## Extracted material
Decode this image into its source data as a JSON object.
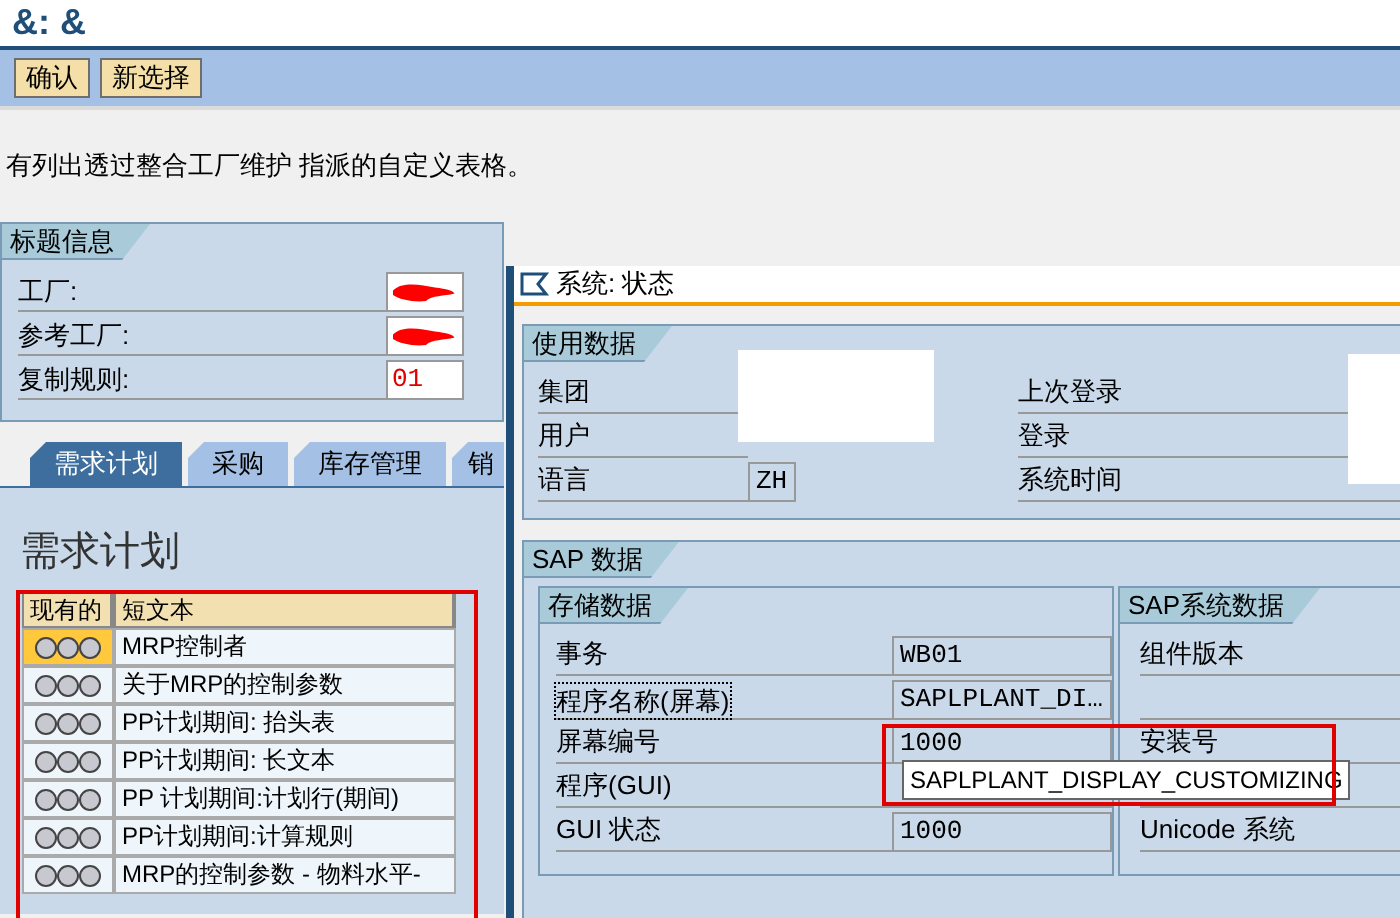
{
  "title": "&: &",
  "toolbar": {
    "buttons": [
      "确认",
      "新选择"
    ]
  },
  "message": "有列出透过整合工厂维护 指派的自定义表格。",
  "header": {
    "title": "标题信息",
    "fields": [
      {
        "label": "工厂:",
        "redacted": true
      },
      {
        "label": "参考工厂:",
        "redacted": true
      },
      {
        "label": "复制规则:",
        "value": "01",
        "redacted": false
      }
    ]
  },
  "tabs": [
    {
      "label": "需求计划",
      "selected": true
    },
    {
      "label": "采购",
      "selected": false
    },
    {
      "label": "库存管理",
      "selected": false
    },
    {
      "label": "销",
      "selected": false
    }
  ],
  "panel": {
    "title": "需求计划",
    "table": {
      "columns": [
        "现有的",
        "短文本"
      ],
      "rows": [
        {
          "text": "MRP控制者",
          "selected": true
        },
        {
          "text": "关于MRP的控制参数",
          "selected": false
        },
        {
          "text": "PP计划期间: 抬头表",
          "selected": false
        },
        {
          "text": "PP计划期间: 长文本",
          "selected": false
        },
        {
          "text": "PP 计划期间:计划行(期间)",
          "selected": false
        },
        {
          "text": "PP计划期间:计算规则",
          "selected": false
        },
        {
          "text": "MRP的控制参数 - 物料水平-",
          "selected": false
        }
      ]
    }
  },
  "popup": {
    "title": "系统: 状态",
    "usage": {
      "title": "使用数据",
      "left": [
        {
          "label": "集团"
        },
        {
          "label": "用户"
        },
        {
          "label": "语言",
          "value": "ZH"
        }
      ],
      "right": [
        {
          "label": "上次登录"
        },
        {
          "label": "登录"
        },
        {
          "label": "系统时间"
        }
      ]
    },
    "sap": {
      "title": "SAP 数据",
      "storage": {
        "title": "存储数据",
        "rows": [
          {
            "label": "事务",
            "value": "WB01",
            "focused": false
          },
          {
            "label": "程序名称(屏幕)",
            "value": "SAPLPLANT_DI…",
            "focused": true
          },
          {
            "label": "屏幕编号",
            "value": "1000",
            "focused": false
          },
          {
            "label": "程序(GUI)",
            "focused": false
          },
          {
            "label": "GUI 状态",
            "value": "1000",
            "focused": false
          }
        ]
      },
      "system": {
        "title": "SAP系统数据",
        "rows": [
          {
            "label": "组件版本"
          },
          {
            "label": "安装号"
          },
          {
            "label": "Unicode 系统"
          }
        ]
      }
    },
    "tooltip": "SAPLPLANT_DISPLAY_CUSTOMIZING"
  }
}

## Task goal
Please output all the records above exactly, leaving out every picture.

## Solution below
Decode this image into its source data as a JSON object.
{
  "title": "&: &",
  "toolbar": {
    "buttons": [
      "确认",
      "新选择"
    ]
  },
  "message": "有列出透过整合工厂维护 指派的自定义表格。",
  "header": {
    "title": "标题信息",
    "fields": [
      {
        "label": "工厂:",
        "redacted": true
      },
      {
        "label": "参考工厂:",
        "redacted": true
      },
      {
        "label": "复制规则:",
        "value": "01",
        "redacted": false
      }
    ]
  },
  "tabs": [
    {
      "label": "需求计划",
      "selected": true
    },
    {
      "label": "采购",
      "selected": false
    },
    {
      "label": "库存管理",
      "selected": false
    },
    {
      "label": "销",
      "selected": false
    }
  ],
  "panel": {
    "title": "需求计划",
    "table": {
      "columns": [
        "现有的",
        "短文本"
      ],
      "rows": [
        {
          "text": "MRP控制者",
          "selected": true
        },
        {
          "text": "关于MRP的控制参数",
          "selected": false
        },
        {
          "text": "PP计划期间: 抬头表",
          "selected": false
        },
        {
          "text": "PP计划期间: 长文本",
          "selected": false
        },
        {
          "text": "PP 计划期间:计划行(期间)",
          "selected": false
        },
        {
          "text": "PP计划期间:计算规则",
          "selected": false
        },
        {
          "text": "MRP的控制参数 - 物料水平-",
          "selected": false
        }
      ]
    }
  },
  "popup": {
    "title": "系统: 状态",
    "usage": {
      "title": "使用数据",
      "left": [
        {
          "label": "集团"
        },
        {
          "label": "用户"
        },
        {
          "label": "语言",
          "value": "ZH"
        }
      ],
      "right": [
        {
          "label": "上次登录"
        },
        {
          "label": "登录"
        },
        {
          "label": "系统时间"
        }
      ]
    },
    "sap": {
      "title": "SAP 数据",
      "storage": {
        "title": "存储数据",
        "rows": [
          {
            "label": "事务",
            "value": "WB01",
            "focused": false
          },
          {
            "label": "程序名称(屏幕)",
            "value": "SAPLPLANT_DI…",
            "focused": true
          },
          {
            "label": "屏幕编号",
            "value": "1000",
            "focused": false
          },
          {
            "label": "程序(GUI)",
            "focused": false
          },
          {
            "label": "GUI 状态",
            "value": "1000",
            "focused": false
          }
        ]
      },
      "system": {
        "title": "SAP系统数据",
        "rows": [
          {
            "label": "组件版本"
          },
          {
            "label": "安装号"
          },
          {
            "label": "Unicode 系统"
          }
        ]
      }
    },
    "tooltip": "SAPLPLANT_DISPLAY_CUSTOMIZING"
  }
}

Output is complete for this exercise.